* Problem description *
Go through the data and copy each line where the word "بوابة" shows up.

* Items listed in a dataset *
[Start of Attachment]
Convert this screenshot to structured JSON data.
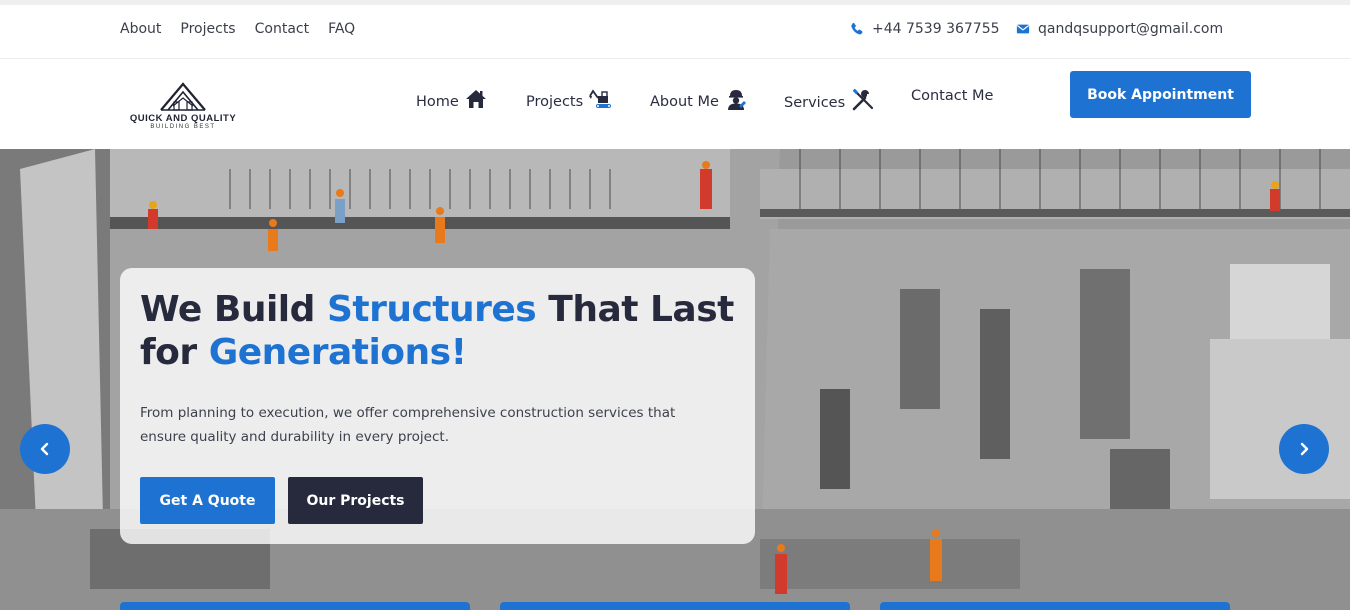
{
  "topbar": {
    "links": [
      "About",
      "Projects",
      "Contact",
      "FAQ"
    ],
    "phone": "+44 7539 367755",
    "email": "qandqsupport@gmail.com"
  },
  "logo": {
    "name": "QUICK AND QUALITY",
    "tagline": "BUILDING BEST"
  },
  "nav": {
    "home": "Home",
    "projects": "Projects",
    "about": "About Me",
    "services": "Services",
    "contact": "Contact Me",
    "cta": "Book Appointment"
  },
  "hero": {
    "title_part1": "We Build ",
    "title_accent1": "Structures",
    "title_part2": " That Last for ",
    "title_accent2": "Generations!",
    "description": "From planning to execution, we offer comprehensive construction services that ensure quality and durability in every project.",
    "primary_button": "Get A Quote",
    "secondary_button": "Our Projects"
  },
  "icons": {
    "phone": "phone-icon",
    "email": "envelope-icon",
    "home": "house-icon",
    "projects": "excavator-icon",
    "about": "worker-icon",
    "services": "tools-icon",
    "prev": "chevron-left-icon",
    "next": "chevron-right-icon"
  },
  "colors": {
    "accent": "#1e73d2",
    "dark": "#262a3c"
  }
}
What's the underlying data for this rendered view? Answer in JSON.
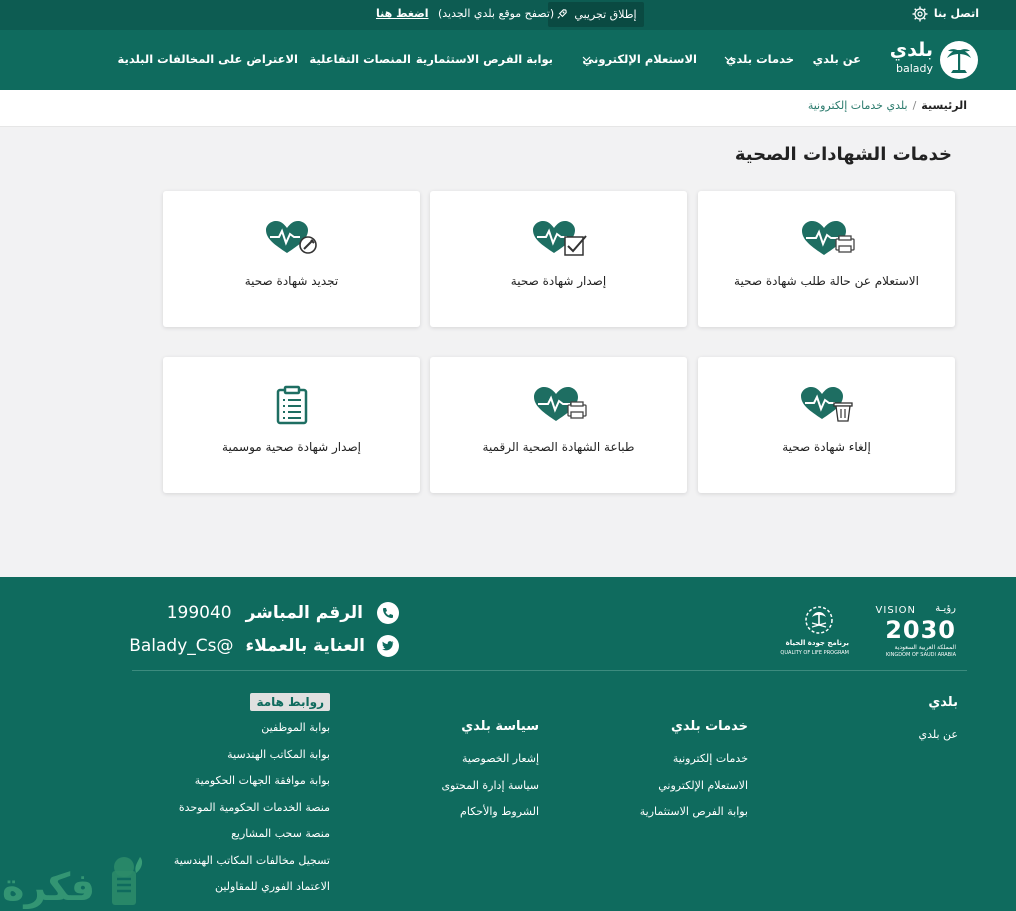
{
  "topbar": {
    "contact": "اتصل بنا",
    "beta_label": "إطلاق تجريبي",
    "notice_text": "(تصفح موقع بلدي الجديد)",
    "notice_link": "اضغط هنا"
  },
  "logo": {
    "arabic": "بلدي",
    "latin": "balady"
  },
  "nav": {
    "items": [
      "عن بلدي",
      "خدمات بلدي",
      "الاستعلام الإلكتروني",
      "بوابة الفرص الاستثمارية",
      "المنصات التفاعلية",
      "الاعتراض على المخالفات البلدية"
    ]
  },
  "breadcrumb": {
    "home": "الرئيسية",
    "separator": "/",
    "current": "بلدي خدمات إلكترونية"
  },
  "page_title": "خدمات الشهادات الصحية",
  "cards": [
    "الاستعلام عن حالة طلب شهادة صحية",
    "إصدار شهادة صحية",
    "تجديد شهادة صحية",
    "إلغاء شهادة صحية",
    "طباعة الشهادة الصحية الرقمية",
    "إصدار شهادة صحية موسمية"
  ],
  "footer": {
    "hotline_label": "الرقم المباشر",
    "hotline_number": "199040",
    "care_label": "العناية بالعملاء",
    "care_handle": "@Balady_Cs",
    "vision_word": "VISION",
    "vision_ar": "رؤيـة",
    "vision_year": "2030",
    "vision_sub": "المملكة العربية السعودية",
    "vision_kingdom": "KINGDOM OF SAUDI ARABIA",
    "qol_ar": "برنامج جودة الحياة",
    "qol_en": "QUALITY OF LIFE PROGRAM",
    "col_balady": {
      "title": "بلدي",
      "items": [
        "عن بلدي"
      ]
    },
    "col_services": {
      "title": "خدمات بلدي",
      "items": [
        "خدمات إلكترونية",
        "الاستعلام الإلكتروني",
        "بوابة الفرص الاستثمارية"
      ]
    },
    "col_policy": {
      "title": "سياسة بلدي",
      "items": [
        "إشعار الخصوصية",
        "سياسة إدارة المحتوى",
        "الشروط والأحكام"
      ]
    },
    "col_links": {
      "title": "روابط هامة",
      "items": [
        "بوابة الموظفين",
        "بوابة المكاتب الهندسية",
        "بوابة موافقة الجهات الحكومية",
        "منصة الخدمات الحكومية الموحدة",
        "منصة سحب المشاريع",
        "تسجيل مخالفات المكاتب الهندسية",
        "الاعتماد الفوري للمقاولين"
      ]
    }
  },
  "watermark": "فكرة",
  "colors": {
    "primary": "#0f6b5e",
    "dark": "#0d5c52",
    "accent": "#1e8a76"
  }
}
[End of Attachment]
* Output for this task *
      "بوابة الفرص الاستثمارية",
        "بوابة الفرص الاستثمارية"
        "بوابة الموظفين",
        "بوابة المكاتب الهندسية",
        "بوابة موافقة الجهات الحكومية",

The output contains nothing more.